------ ENTRIES SUPPLIED

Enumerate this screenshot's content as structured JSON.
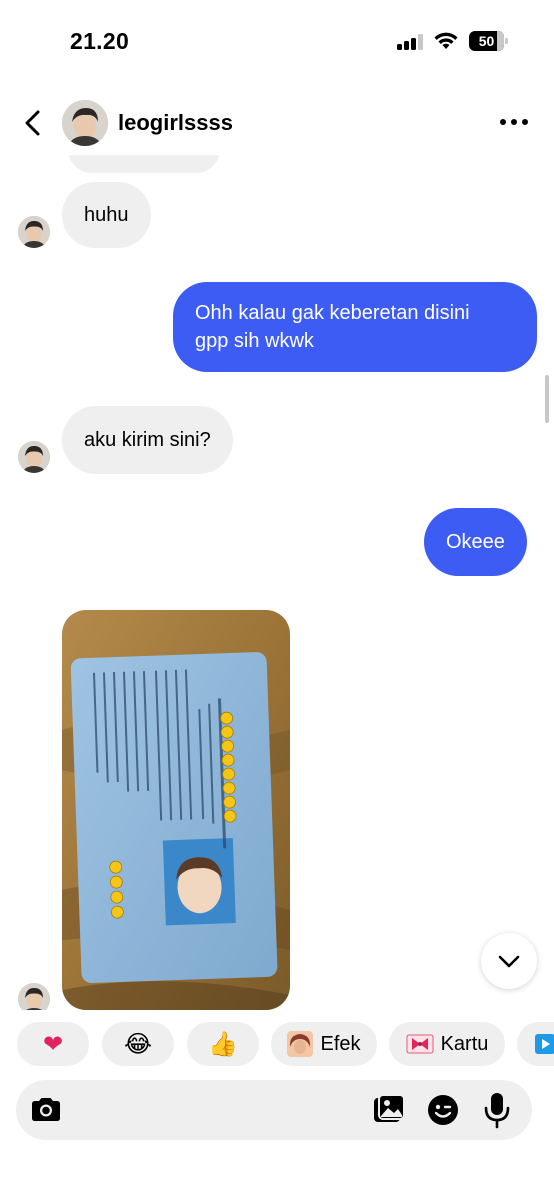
{
  "status_bar": {
    "time": "21.20",
    "battery": "50",
    "battery_level": 0.5,
    "signal_bars": 3
  },
  "header": {
    "username": "leogirlssss",
    "back_icon": "chevron-left-icon",
    "more_icon": "more-horizontal-icon"
  },
  "messages": [
    {
      "direction": "incoming",
      "text": "huhu"
    },
    {
      "direction": "outgoing",
      "text": "Ohh kalau gak keberetan disini gpp sih wkwk"
    },
    {
      "direction": "incoming",
      "text": "aku kirim sini?"
    },
    {
      "direction": "outgoing",
      "text": "Okeee"
    },
    {
      "direction": "incoming",
      "type": "photo",
      "description_icon": "id-card-photo"
    }
  ],
  "message_lines": {
    "m1": "huhu",
    "m2_line1": "Ohh kalau gak keberetan disini",
    "m2_line2": "gpp sih wkwk",
    "m3": "aku kirim sini?",
    "m4": "Okeee"
  },
  "reactions": {
    "heart": "❤",
    "laugh": "😂",
    "thumbs": "👍",
    "effects_label": "Efek",
    "card_label": "Kartu"
  },
  "composer": {
    "placeholder": "",
    "icons": [
      "camera-icon",
      "gallery-icon",
      "sticker-icon",
      "microphone-icon"
    ]
  },
  "colors": {
    "outgoing_bubble": "#3d5cf4",
    "incoming_bubble": "#efefef",
    "background": "#ffffff",
    "heart": "#e0245e"
  }
}
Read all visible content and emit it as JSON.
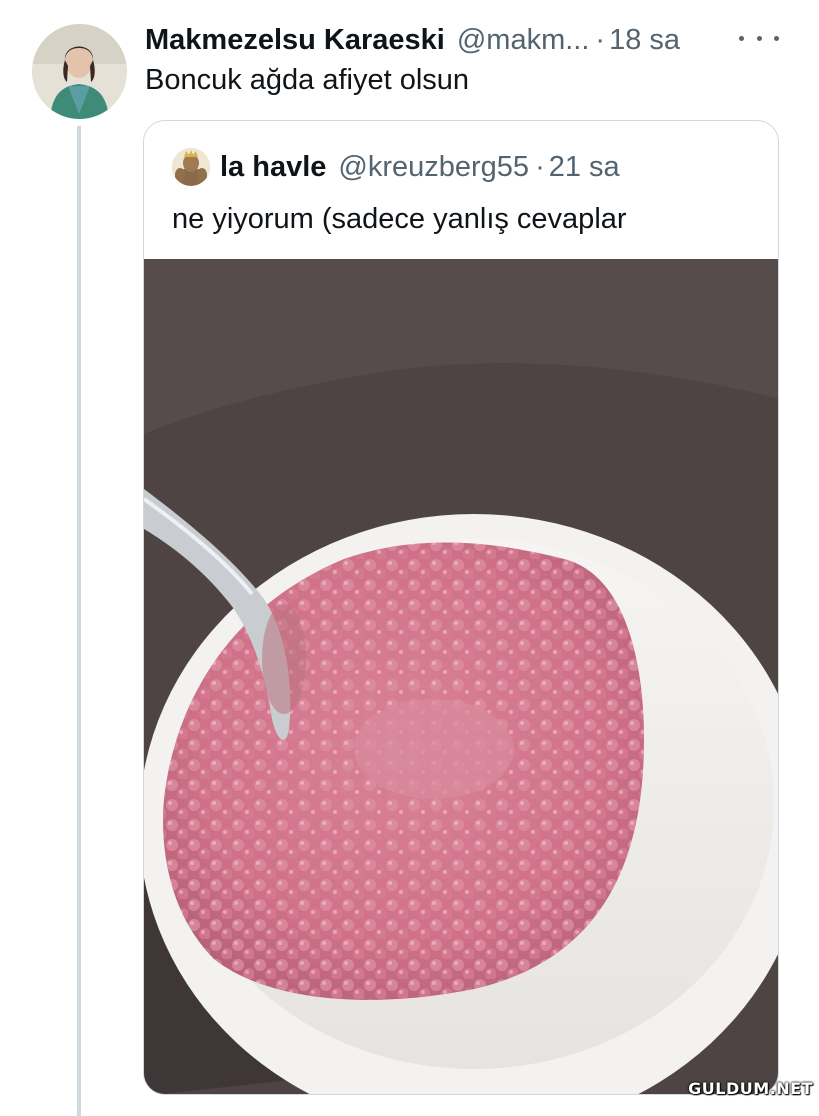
{
  "tweet": {
    "display_name": "Makmezelsu Karaeski",
    "handle": "@makm...",
    "separator": "·",
    "time": "18 sa",
    "text": "Boncuk ağda afiyet olsun",
    "avatar_icon": "user-avatar"
  },
  "quoted_tweet": {
    "display_name": "la havle",
    "handle": "@kreuzberg55",
    "separator": "·",
    "time": "21 sa",
    "text": "ne yiyorum (sadece yanlış cevaplar",
    "media": "photo-pink-pearls-in-white-bowl-with-spoon"
  },
  "watermark": "GULDUM.NET",
  "colors": {
    "text_primary": "#0f1419",
    "text_secondary": "#536471",
    "border": "#cfd9de",
    "background": "#ffffff",
    "food_pink": "#d9788e"
  }
}
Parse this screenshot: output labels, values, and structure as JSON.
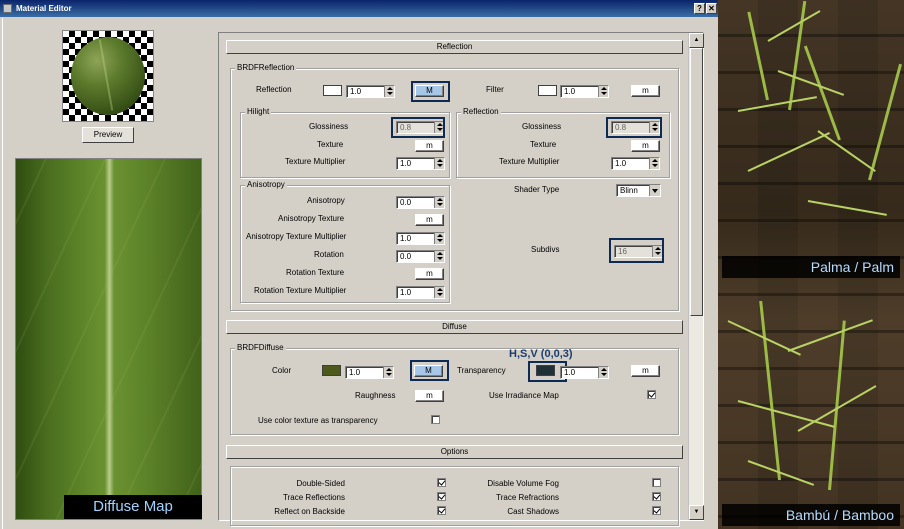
{
  "window": {
    "title": "Material Editor",
    "help_label": "?",
    "close_label": "✕"
  },
  "preview": {
    "button_label": "Preview"
  },
  "diffuse_map_label": "Diffuse Map",
  "photo_labels": {
    "palm": "Palma / Palm",
    "bamboo": "Bambú / Bamboo"
  },
  "reflection_section": {
    "title": "Reflection",
    "group_title": "BRDFReflection",
    "reflection_label": "Reflection",
    "reflection_value": "1.0",
    "reflection_map": "M",
    "filter_label": "Filter",
    "filter_value": "1.0",
    "filter_map": "m",
    "hilight": {
      "title": "Hilight",
      "glossiness_label": "Glossiness",
      "glossiness_value": "0.8",
      "texture_label": "Texture",
      "texture_map": "m",
      "multiplier_label": "Texture Multiplier",
      "multiplier_value": "1.0"
    },
    "reflection_sub": {
      "title": "Reflection",
      "glossiness_label": "Glossiness",
      "glossiness_value": "0.8",
      "texture_label": "Texture",
      "texture_map": "m",
      "multiplier_label": "Texture Multiplier",
      "multiplier_value": "1.0"
    },
    "anisotropy": {
      "title": "Anisotropy",
      "anisotropy_label": "Anisotropy",
      "anisotropy_value": "0.0",
      "aniso_texture_label": "Anisotropy Texture",
      "aniso_texture_map": "m",
      "aniso_mult_label": "Anisotropy Texture Multiplier",
      "aniso_mult_value": "1.0",
      "rotation_label": "Rotation",
      "rotation_value": "0.0",
      "rotation_texture_label": "Rotation Texture",
      "rotation_texture_map": "m",
      "rotation_mult_label": "Rotation Texture Multiplier",
      "rotation_mult_value": "1.0"
    },
    "shader_type_label": "Shader Type",
    "shader_type_value": "Blinn",
    "subdivs_label": "Subdivs",
    "subdivs_value": "16"
  },
  "diffuse_section": {
    "title": "Diffuse",
    "group_title": "BRDFDiffuse",
    "color_label": "Color",
    "color_value": "1.0",
    "color_map": "M",
    "transparency_label": "Transparency",
    "transparency_value": "1.0",
    "transparency_map": "m",
    "hsv_annotation": "H,S,V (0,0,3)",
    "roughness_label": "Raughness",
    "roughness_map": "m",
    "irradiance_label": "Use Irradiance Map",
    "color_as_transparency_label": "Use color texture as transparency"
  },
  "options_section": {
    "title": "Options",
    "double_sided": "Double-Sided",
    "trace_reflections": "Trace Reflections",
    "reflect_backside": "Reflect on Backside",
    "disable_volume_fog": "Disable Volume Fog",
    "trace_refractions": "Trace Refractions",
    "cast_shadows": "Cast Shadows"
  },
  "colors": {
    "reflection_swatch": "#ffffff",
    "filter_swatch": "#ffffff",
    "diffuse_swatch": "#4e5a1c",
    "transparency_swatch": "#1f3036",
    "highlight_box": "#0d2a55"
  }
}
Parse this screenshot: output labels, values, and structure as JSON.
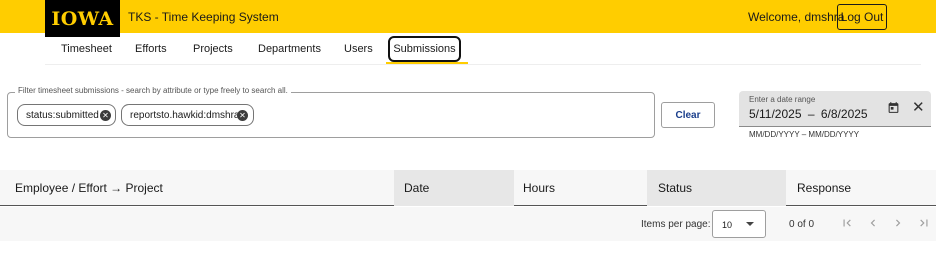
{
  "header": {
    "logo": "IOWA",
    "app_title": "TKS - Time Keeping System",
    "welcome": "Welcome, dmshra",
    "logout_label": "Log Out"
  },
  "nav": {
    "tabs": [
      {
        "label": "Timesheet"
      },
      {
        "label": "Efforts"
      },
      {
        "label": "Projects"
      },
      {
        "label": "Departments"
      },
      {
        "label": "Users"
      },
      {
        "label": "Submissions",
        "active": true
      }
    ]
  },
  "filter": {
    "legend": "Filter timesheet submissions - search by attribute or type freely to search all.",
    "chips": [
      {
        "label": "status:submitted"
      },
      {
        "label": "reportsto.hawkid:dmshra"
      }
    ],
    "clear_label": "Clear"
  },
  "date_range": {
    "label": "Enter a date range",
    "start": "5/11/2025",
    "separator": "–",
    "end": "6/8/2025",
    "hint": "MM/DD/YYYY – MM/DD/YYYY"
  },
  "table": {
    "columns": [
      {
        "label": "Employee / Effort → Project"
      },
      {
        "label": "Date"
      },
      {
        "label": "Hours"
      },
      {
        "label": "Status"
      },
      {
        "label": "Response"
      }
    ],
    "rows": []
  },
  "paginator": {
    "items_per_page_label": "Items per page:",
    "items_per_page": "10",
    "range_label": "0 of 0"
  },
  "colors": {
    "brand_gold": "#ffcd00",
    "brand_black": "#000000",
    "link_blue": "#1a3e8c"
  }
}
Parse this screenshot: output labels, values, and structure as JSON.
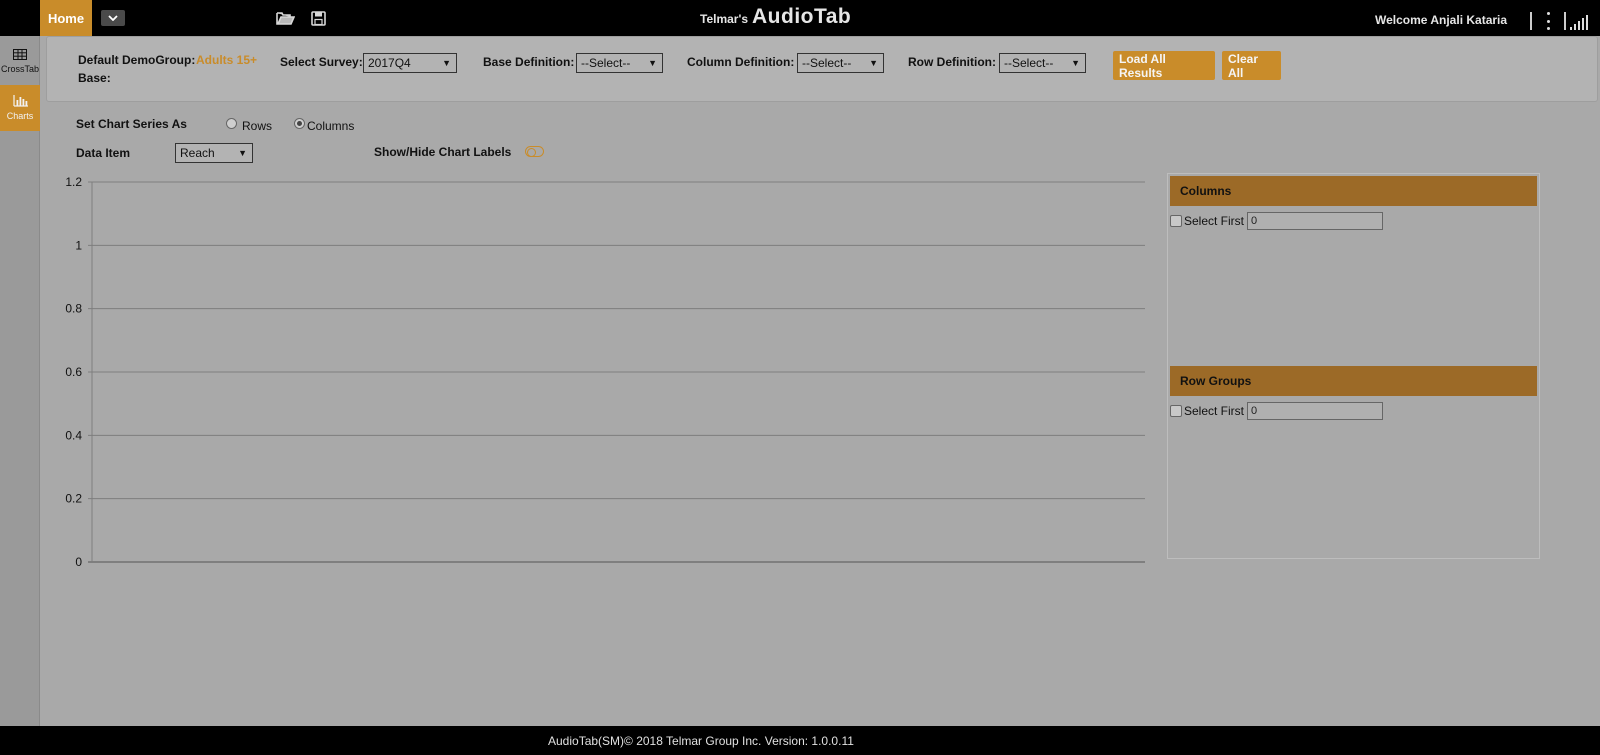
{
  "topbar": {
    "home_label": "Home",
    "dropdown_icon": "chevron-down-icon",
    "open_icon": "folder-open-icon",
    "save_icon": "save-icon",
    "title_small": "Telmar's",
    "title_large": "AudioTab",
    "welcome": "Welcome Anjali Kataria",
    "menu_icon": "kebab-menu-icon",
    "signal_icon": "signal-icon"
  },
  "sidebar": {
    "items": [
      {
        "label": "CrossTab",
        "icon": "table-icon",
        "active": false
      },
      {
        "label": "Charts",
        "icon": "bar-chart-icon",
        "active": true
      }
    ]
  },
  "filters": {
    "demogroup_label": "Default DemoGroup:",
    "demogroup_value": "Adults 15+",
    "base_label": "Base:",
    "survey_label": "Select Survey:",
    "survey_value": "2017Q4",
    "base_def_label": "Base Definition:",
    "base_def_value": "--Select--",
    "col_def_label": "Column Definition:",
    "col_def_value": "--Select--",
    "row_def_label": "Row Definition:",
    "row_def_value": "--Select--",
    "load_all": "Load All Results",
    "clear_all": "Clear All"
  },
  "controls": {
    "series_label": "Set Chart Series As",
    "rows_label": "Rows",
    "columns_label": "Columns",
    "selected_series": "Columns",
    "data_item_label": "Data Item",
    "data_item_value": "Reach",
    "labels_toggle": "Show/Hide Chart Labels"
  },
  "chart_data": {
    "type": "bar",
    "categories": [],
    "series": [],
    "ylim": [
      0,
      1.2
    ],
    "yticks": [
      "0",
      "0.2",
      "0.4",
      "0.6",
      "0.8",
      "1",
      "1.2"
    ],
    "grid": true
  },
  "right_panel": {
    "columns_header": "Columns",
    "columns_select_first": "Select First",
    "columns_count": "0",
    "rowgroups_header": "Row Groups",
    "rowgroups_select_first": "Select First",
    "rowgroups_count": "0"
  },
  "colors": {
    "accent": "#c98c2a",
    "panel_header": "#9c6a27",
    "background": "#a9a9a9"
  },
  "footer": {
    "text": "AudioTab(SM)© 2018 Telmar Group Inc. Version: 1.0.0.11"
  }
}
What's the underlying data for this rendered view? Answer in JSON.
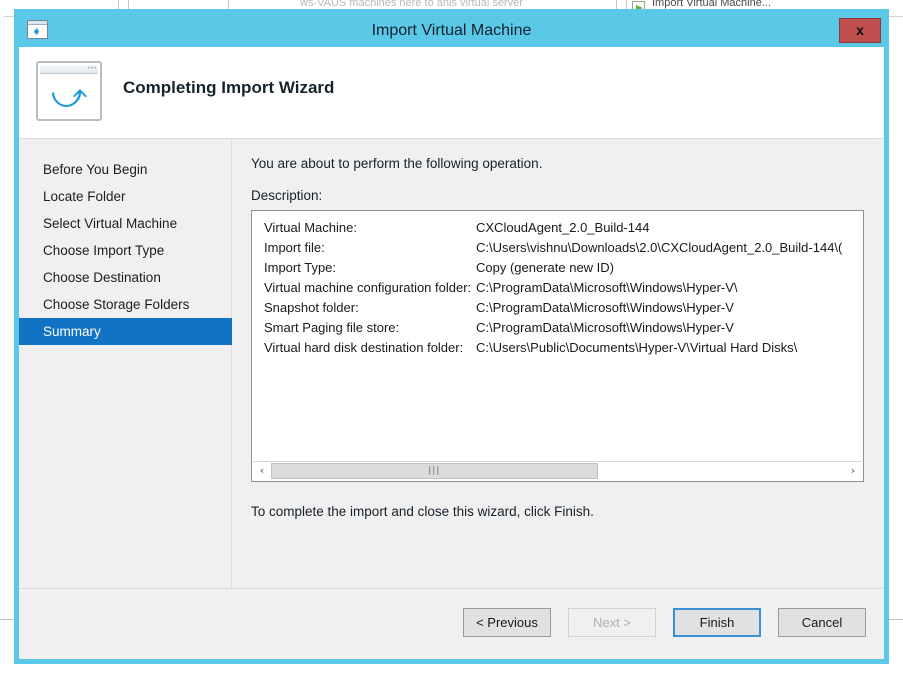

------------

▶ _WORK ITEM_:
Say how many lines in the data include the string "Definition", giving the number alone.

▶ _SOLUTION_:
3